In the city of Colorado Springs, CO, you get the opportunity to see an abundance of wildlife. I have an office on the northwest end of the city, and we see wild animals almost daily. From fox, to coyotes, to bear, and a plethora of mule deer. It seems like everywhere you go in the city, there are animals around every corner.
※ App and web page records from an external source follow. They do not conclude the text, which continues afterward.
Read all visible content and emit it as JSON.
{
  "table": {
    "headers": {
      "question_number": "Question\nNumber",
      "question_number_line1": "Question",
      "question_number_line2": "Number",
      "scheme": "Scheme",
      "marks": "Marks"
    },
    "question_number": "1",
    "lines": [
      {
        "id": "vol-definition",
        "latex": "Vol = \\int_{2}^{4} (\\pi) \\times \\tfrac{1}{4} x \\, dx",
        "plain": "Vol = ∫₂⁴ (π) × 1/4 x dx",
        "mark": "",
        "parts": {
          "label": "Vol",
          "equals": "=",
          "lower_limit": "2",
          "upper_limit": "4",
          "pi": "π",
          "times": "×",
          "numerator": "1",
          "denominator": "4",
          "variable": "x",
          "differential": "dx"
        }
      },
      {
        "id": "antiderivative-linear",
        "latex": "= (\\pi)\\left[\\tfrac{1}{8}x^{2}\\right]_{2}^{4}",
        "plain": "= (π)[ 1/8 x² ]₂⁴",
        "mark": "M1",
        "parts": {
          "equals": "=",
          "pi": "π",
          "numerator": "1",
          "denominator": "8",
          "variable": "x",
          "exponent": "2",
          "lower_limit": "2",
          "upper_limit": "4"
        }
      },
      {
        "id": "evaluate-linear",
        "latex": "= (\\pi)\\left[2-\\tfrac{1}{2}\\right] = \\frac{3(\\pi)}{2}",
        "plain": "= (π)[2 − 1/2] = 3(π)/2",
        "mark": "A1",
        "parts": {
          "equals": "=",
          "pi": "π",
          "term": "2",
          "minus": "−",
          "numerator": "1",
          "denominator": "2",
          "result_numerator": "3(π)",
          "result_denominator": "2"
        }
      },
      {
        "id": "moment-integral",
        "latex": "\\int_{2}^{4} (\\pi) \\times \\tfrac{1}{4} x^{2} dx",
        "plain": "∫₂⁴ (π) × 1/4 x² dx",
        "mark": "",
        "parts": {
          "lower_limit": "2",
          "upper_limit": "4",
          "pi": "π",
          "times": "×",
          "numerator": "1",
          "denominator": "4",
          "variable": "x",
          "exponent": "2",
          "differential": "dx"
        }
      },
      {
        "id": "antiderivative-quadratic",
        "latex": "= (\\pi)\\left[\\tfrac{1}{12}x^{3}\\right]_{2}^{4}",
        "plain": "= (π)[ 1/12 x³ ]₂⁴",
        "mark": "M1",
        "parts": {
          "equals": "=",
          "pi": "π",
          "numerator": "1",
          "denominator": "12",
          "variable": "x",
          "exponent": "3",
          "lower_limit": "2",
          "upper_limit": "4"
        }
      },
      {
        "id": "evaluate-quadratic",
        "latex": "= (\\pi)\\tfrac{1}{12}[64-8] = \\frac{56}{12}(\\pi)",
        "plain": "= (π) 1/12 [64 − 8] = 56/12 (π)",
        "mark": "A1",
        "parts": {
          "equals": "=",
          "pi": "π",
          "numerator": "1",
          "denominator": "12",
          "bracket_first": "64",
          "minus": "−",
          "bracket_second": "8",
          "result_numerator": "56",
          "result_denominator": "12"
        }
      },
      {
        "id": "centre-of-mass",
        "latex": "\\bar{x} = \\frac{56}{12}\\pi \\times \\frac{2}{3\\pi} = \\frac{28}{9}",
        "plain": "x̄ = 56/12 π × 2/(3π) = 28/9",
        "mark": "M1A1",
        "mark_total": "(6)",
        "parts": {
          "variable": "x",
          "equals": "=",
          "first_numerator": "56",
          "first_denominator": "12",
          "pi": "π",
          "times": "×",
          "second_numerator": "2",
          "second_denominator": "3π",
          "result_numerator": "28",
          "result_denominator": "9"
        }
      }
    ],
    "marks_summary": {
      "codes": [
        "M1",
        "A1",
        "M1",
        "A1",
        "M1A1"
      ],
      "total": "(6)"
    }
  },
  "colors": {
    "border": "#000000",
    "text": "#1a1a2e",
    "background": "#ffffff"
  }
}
Being a hunter, I love seeing all of the animals. I frequently pull out my phone and take pictures at some of the amazing bucks walking around my office. Being a citizen, I also see the danger these wild animals can become, and will become if they are not managed appropriately. Deer are being hit on the freeways and roads, bears are in people's back yards, and raccoons are menaces to garbage cans. Earlier this year, the City of Colorado Springs discussed the possibility of urban hunting. This new law would allow hunters to hunt within city limits, but they would be regulated severely. As the discussion went on, the council decided to table the conversation, and they decided the "do not feed wild animal laws" would have to suffice for another few years. But this got me thinking, even if we could hunt in the city limits, would I?
Advantages of Urban Hunting
I see several advantages to urban hunting. Living in a community that has a lot of wild animal populations, it would be quite convenient to step into my backyard and harvest a nice deer. This could also be a disadvantage because hunting isn't hunting unless it's hard. When the deer come to my back fence, it wouldn't be hard, but I'm sure for some people, that would be a wonderful thing.
Above all, I think the biggest advantage would be to lower the number of wild animals that come into contact with humans. A lot of people have the "Disney" mentality of wild animals, but we don't call them wild for nothing. I enjoy letting my kids play outside, but I do have that worry in the back of my head of a black bear making his way into my yard to investigate. Once we were able to harvest these urban animals, we'd have a lower population of them, and they would begin to fear being around humans.
The last advantage I'd like to mention is the revenue these new tags could bring the parks and wildlife departments. I'm not saying they need to charge more for these tags, but it would add tag numbers, which would in turn increase revenue. That revenue could in turn be used to relocate some of the animals, and build better habitats for them outside of the city limits.
Disadvantages of Urban Hunting
Obviously, hunting around a dense population of people can be a scary thing. I'm sure a lot of people think of urban hunting as a bunch of guys running around town with their guns, shooting any and all animals they can find. That's not true. However, the thought of using a gun or a bow in city limits does pose a possible threat. People have to take into consideration that accidents can and might happen. I believe that is the reason Colorado Springs tabled their discussion to allow urban hunting.
Who would get the tags? Would it just be the citizens of those specific towns? That causes a problem as well, especially for those hunters that would like to do some urban hunting in a specific town. For example, I'm not a resident of Colorado Springs, so if they did instate that law, I technically wouldn't be able to get one of those tags. I live extremely close to Colorado Springs though, and feel that I should.
The wildlife in Colorado Springs has played into the culture of the city. I have many employees that have moved to Colorado Springs because of the wildlife they see every day. It brings them joy to see these animals, and there is something special about being around them. Urban hunting would lower the population of these animals, and there would be many people disgruntled because they would no longer see them. There are very few "big cities" that still have an abundance of wildlife like Colorado Springs does. With it being a city of almost 500,000 people, most people are surprised by the number of animals they do see, and a lot of them love it!
I'm not sure I could hunt an animal within city limits. Due to the way I was raised and taught how to hunt, I think it would be too difficult for me to change, but I think there is a place for it. I know there are several places in the eastern U.S. and in the midwest where urban hunting is allowed, and from what I've read, it is a positive thing. For us western hunters, it would be a foreign adventure, but something that could have a lot of advantages.